TASK PROMPT: The job is to find each line of the records below that includes the word "French" and copy it.

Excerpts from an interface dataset
--

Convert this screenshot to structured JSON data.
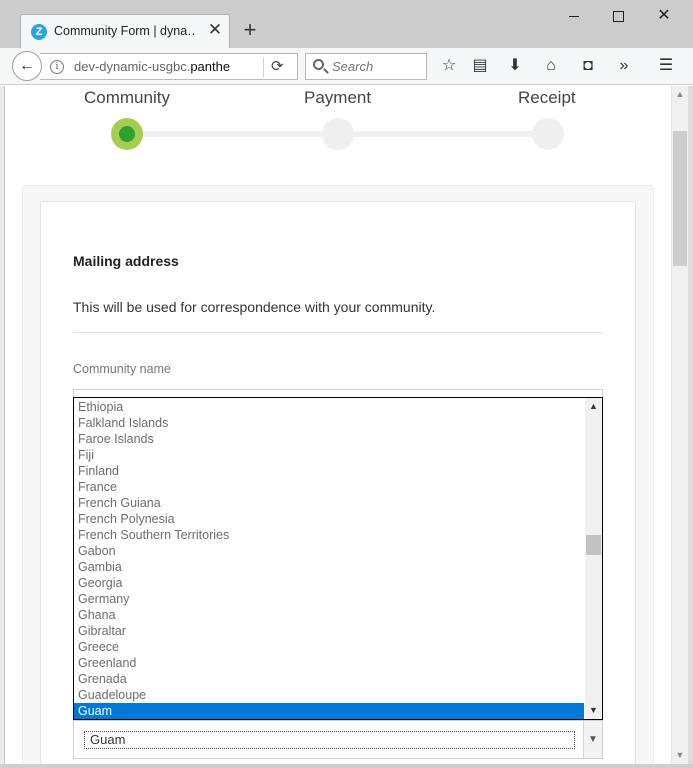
{
  "browser": {
    "tab_title": "Community Form | dyna…",
    "favicon_letter": "Z",
    "new_tab_symbol": "+",
    "url_prefix": "dev-dynamic-usgbc.",
    "url_domain": "panthe",
    "search_placeholder": "Search"
  },
  "steps": [
    {
      "label": "Community",
      "state": "active"
    },
    {
      "label": "Payment",
      "state": "inactive"
    },
    {
      "label": "Receipt",
      "state": "inactive"
    }
  ],
  "form": {
    "section_heading": "Mailing address",
    "section_description": "This will be used for correspondence with your community.",
    "community_name_label": "Community name",
    "country_options": [
      "Ethiopia",
      "Falkland Islands",
      "Faroe Islands",
      "Fiji",
      "Finland",
      "France",
      "French Guiana",
      "French Polynesia",
      "French Southern Territories",
      "Gabon",
      "Gambia",
      "Georgia",
      "Germany",
      "Ghana",
      "Gibraltar",
      "Greece",
      "Greenland",
      "Grenada",
      "Guadeloupe",
      "Guam"
    ],
    "selected_country": "Guam",
    "dropdown_scroll_fraction": 0.45
  },
  "colors": {
    "step_active_outer": "#a7cc52",
    "step_active_inner": "#2ea02e",
    "selection_highlight": "#0078d7"
  }
}
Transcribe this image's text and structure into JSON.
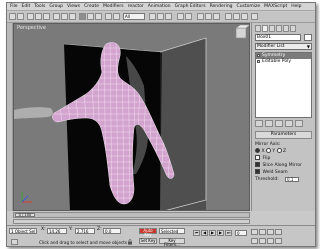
{
  "menu": [
    "File",
    "Edit",
    "Tools",
    "Group",
    "Views",
    "Create",
    "Modifiers",
    "reactor",
    "Animation",
    "Graph Editors",
    "Rendering",
    "Customize",
    "MAXScript",
    "Help"
  ],
  "toolbar": {
    "select_filter": "All"
  },
  "viewport": {
    "label": "Perspective"
  },
  "command_panel": {
    "object_name": "Box01",
    "modifier_list": "Modifier List",
    "stack": [
      "Symmetry",
      "Editable Poly"
    ],
    "rollout_title": "Parameters",
    "params": {
      "mirror_axis_label": "Mirror Axis:",
      "axes": [
        "X",
        "Y",
        "Z"
      ],
      "flip": "Flip",
      "slice": "Slice Along Mirror",
      "weld": "Weld Seam",
      "threshold_label": "Threshold:",
      "threshold_value": "0.1"
    }
  },
  "timeline": {
    "frame": "0 / 100"
  },
  "status": {
    "selected_count": "1 Object Sel",
    "x_label": "X:",
    "x_value": "14.26",
    "y_label": "Y:",
    "y_value": "2.716",
    "z_label": "Z:",
    "z_value": "0.0",
    "auto_key": "Auto Key",
    "selected_dropdown": "Selected",
    "set_key": "Set Key",
    "key_filters": "Key Filters...",
    "current_frame": "0",
    "prompt": "Click and drag to select and move objects"
  },
  "colors": {
    "mesh": "#d3a3cf",
    "backdrop": "#050505",
    "viewport_bg": "#7a7a7a",
    "auto_key_red": "#c9382e"
  }
}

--

EXERCISE SOLUTION:
      "French Guiana",
      "French Polynesia",
      "French Southern Territories",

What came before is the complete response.